The records below are to be repeated exactly, and their pictures left out.

Data about app and page elements:
---------------

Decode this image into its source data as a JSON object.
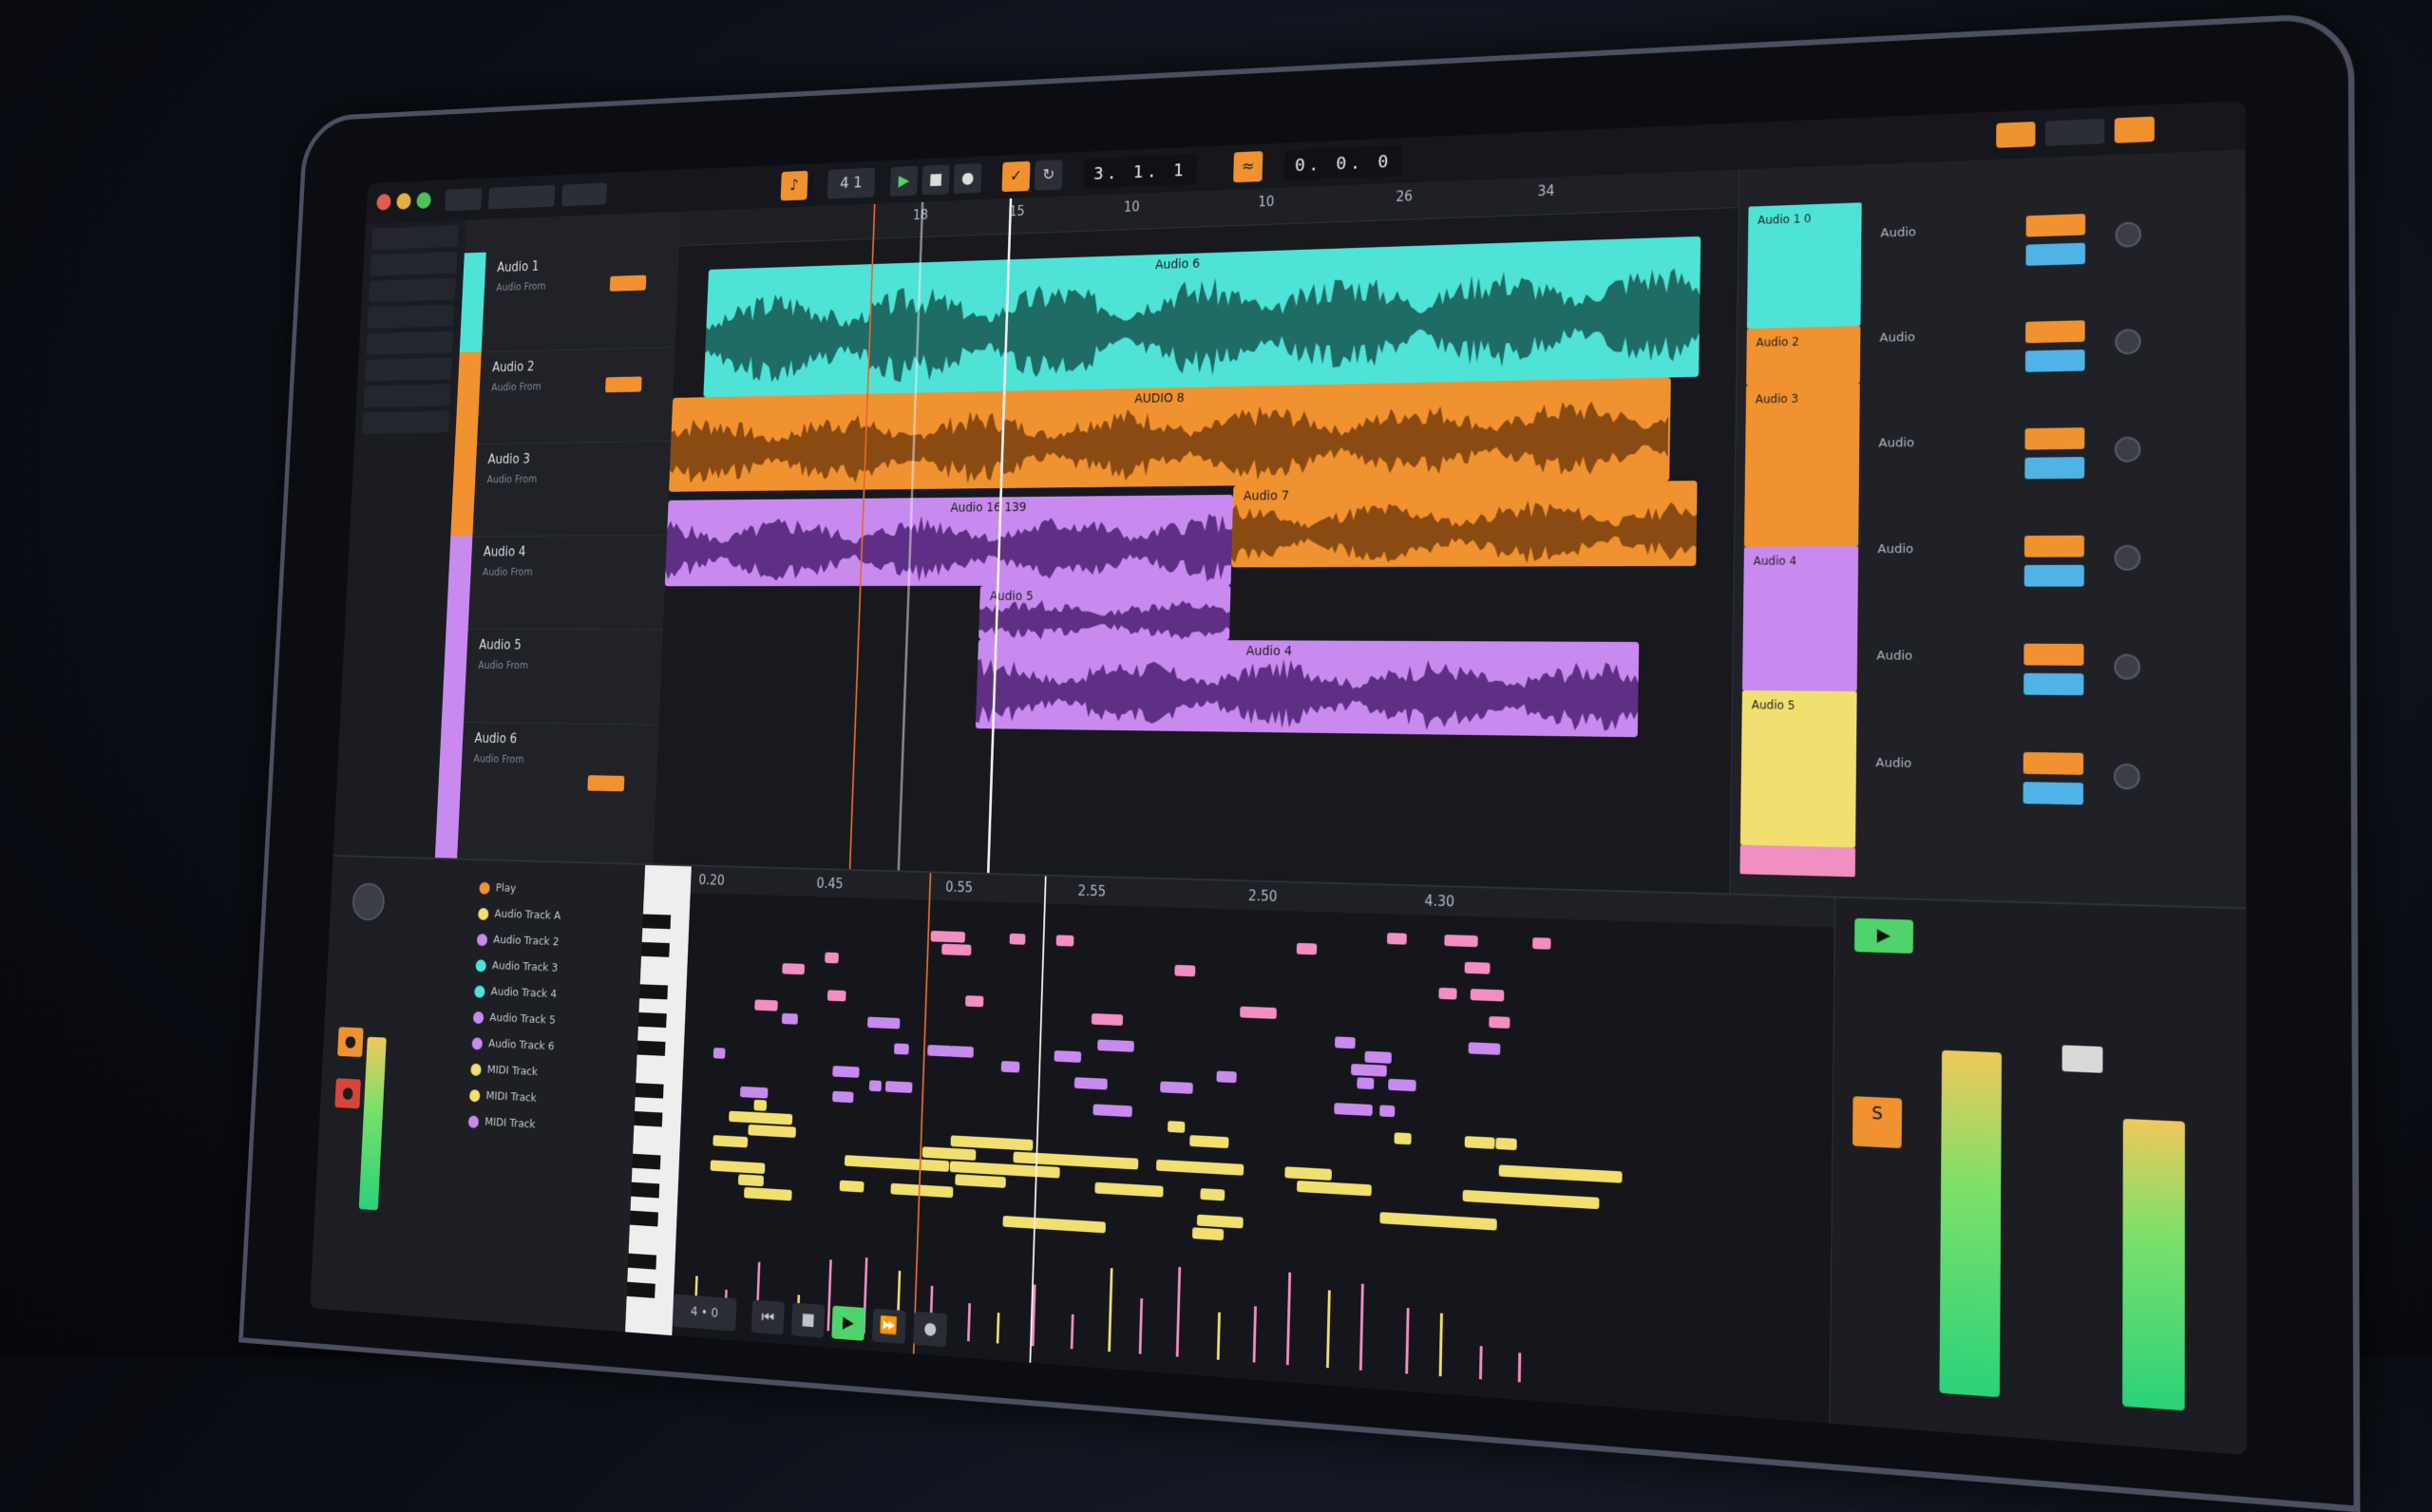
{
  "colors": {
    "cyan": "#4ee3d6",
    "orange": "#f0922f",
    "violet": "#c98af0",
    "yellow": "#f1e070",
    "pink": "#f28ec2",
    "green": "#4fd36b",
    "accent": "#f0922f"
  },
  "transport": {
    "position": "3. 1. 1",
    "tempo_readout": "0. 0. 0",
    "play_icon": "play-icon",
    "stop_icon": "stop-icon",
    "record_icon": "record-icon"
  },
  "ruler": {
    "ticks": [
      "18",
      "15",
      "10",
      "10",
      "26",
      "34"
    ]
  },
  "bottom_ruler": {
    "ticks": [
      "0.20",
      "0.45",
      "0.55",
      "2.55",
      "2.50",
      "4.30"
    ]
  },
  "clips": {
    "cyan_label": "Audio 6",
    "orange_label_1": "AUDIO 8",
    "orange_label_2": "Audio 7",
    "violet_label_1": "Audio 16 139",
    "violet_label_2": "Audio 5",
    "violet_label_3": "Audio 4"
  },
  "tracks": [
    {
      "name": "Audio 1",
      "sub": "Audio From",
      "color": "cyan"
    },
    {
      "name": "Audio 2",
      "sub": "Audio From",
      "color": "orange"
    },
    {
      "name": "Audio 3",
      "sub": "Audio From",
      "color": "orange"
    },
    {
      "name": "Audio 4",
      "sub": "Audio From",
      "color": "violet"
    },
    {
      "name": "Audio 5",
      "sub": "Audio From",
      "color": "violet"
    },
    {
      "name": "Audio 6",
      "sub": "Audio From",
      "color": "violet"
    }
  ],
  "session": {
    "cell1": "Audio 1 0",
    "cell2": "Audio 2",
    "cell3": "Audio 3",
    "cell4": "Audio 4",
    "cell5": "Audio 5"
  },
  "mixer_rows": [
    "Audio",
    "Audio",
    "Audio",
    "Audio",
    "Audio",
    "Audio"
  ],
  "tracklist": [
    {
      "name": "Play",
      "color": "orange"
    },
    {
      "name": "Audio Track A",
      "color": "yellow"
    },
    {
      "name": "Audio Track 2",
      "color": "violet"
    },
    {
      "name": "Audio Track 3",
      "color": "cyan"
    },
    {
      "name": "Audio Track 4",
      "color": "cyan"
    },
    {
      "name": "Audio Track 5",
      "color": "violet"
    },
    {
      "name": "Audio Track 6",
      "color": "violet"
    },
    {
      "name": "MIDI Track",
      "color": "yellow"
    },
    {
      "name": "MIDI Track",
      "color": "yellow"
    },
    {
      "name": "MIDI Track",
      "color": "violet"
    }
  ],
  "bottom_transport": {
    "position": "4 • 0"
  }
}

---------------

§ **Response box**:
Decode this image into its source data as a JSON object.
{
  "colors": {
    "cyan": "#4ee3d6",
    "orange": "#f0922f",
    "violet": "#c98af0",
    "yellow": "#f1e070",
    "pink": "#f28ec2",
    "green": "#4fd36b",
    "accent": "#f0922f"
  },
  "transport": {
    "position": "3. 1. 1",
    "tempo_readout": "0. 0. 0",
    "play_icon": "play-icon",
    "stop_icon": "stop-icon",
    "record_icon": "record-icon"
  },
  "ruler": {
    "ticks": [
      "18",
      "15",
      "10",
      "10",
      "26",
      "34"
    ]
  },
  "bottom_ruler": {
    "ticks": [
      "0.20",
      "0.45",
      "0.55",
      "2.55",
      "2.50",
      "4.30"
    ]
  },
  "clips": {
    "cyan_label": "Audio 6",
    "orange_label_1": "AUDIO 8",
    "orange_label_2": "Audio 7",
    "violet_label_1": "Audio 16 139",
    "violet_label_2": "Audio 5",
    "violet_label_3": "Audio 4"
  },
  "tracks": [
    {
      "name": "Audio 1",
      "sub": "Audio From",
      "color": "cyan"
    },
    {
      "name": "Audio 2",
      "sub": "Audio From",
      "color": "orange"
    },
    {
      "name": "Audio 3",
      "sub": "Audio From",
      "color": "orange"
    },
    {
      "name": "Audio 4",
      "sub": "Audio From",
      "color": "violet"
    },
    {
      "name": "Audio 5",
      "sub": "Audio From",
      "color": "violet"
    },
    {
      "name": "Audio 6",
      "sub": "Audio From",
      "color": "violet"
    }
  ],
  "session": {
    "cell1": "Audio 1 0",
    "cell2": "Audio 2",
    "cell3": "Audio 3",
    "cell4": "Audio 4",
    "cell5": "Audio 5"
  },
  "mixer_rows": [
    "Audio",
    "Audio",
    "Audio",
    "Audio",
    "Audio",
    "Audio"
  ],
  "tracklist": [
    {
      "name": "Play",
      "color": "orange"
    },
    {
      "name": "Audio Track A",
      "color": "yellow"
    },
    {
      "name": "Audio Track 2",
      "color": "violet"
    },
    {
      "name": "Audio Track 3",
      "color": "cyan"
    },
    {
      "name": "Audio Track 4",
      "color": "cyan"
    },
    {
      "name": "Audio Track 5",
      "color": "violet"
    },
    {
      "name": "Audio Track 6",
      "color": "violet"
    },
    {
      "name": "MIDI Track",
      "color": "yellow"
    },
    {
      "name": "MIDI Track",
      "color": "yellow"
    },
    {
      "name": "MIDI Track",
      "color": "violet"
    }
  ],
  "bottom_transport": {
    "position": "4 • 0"
  }
}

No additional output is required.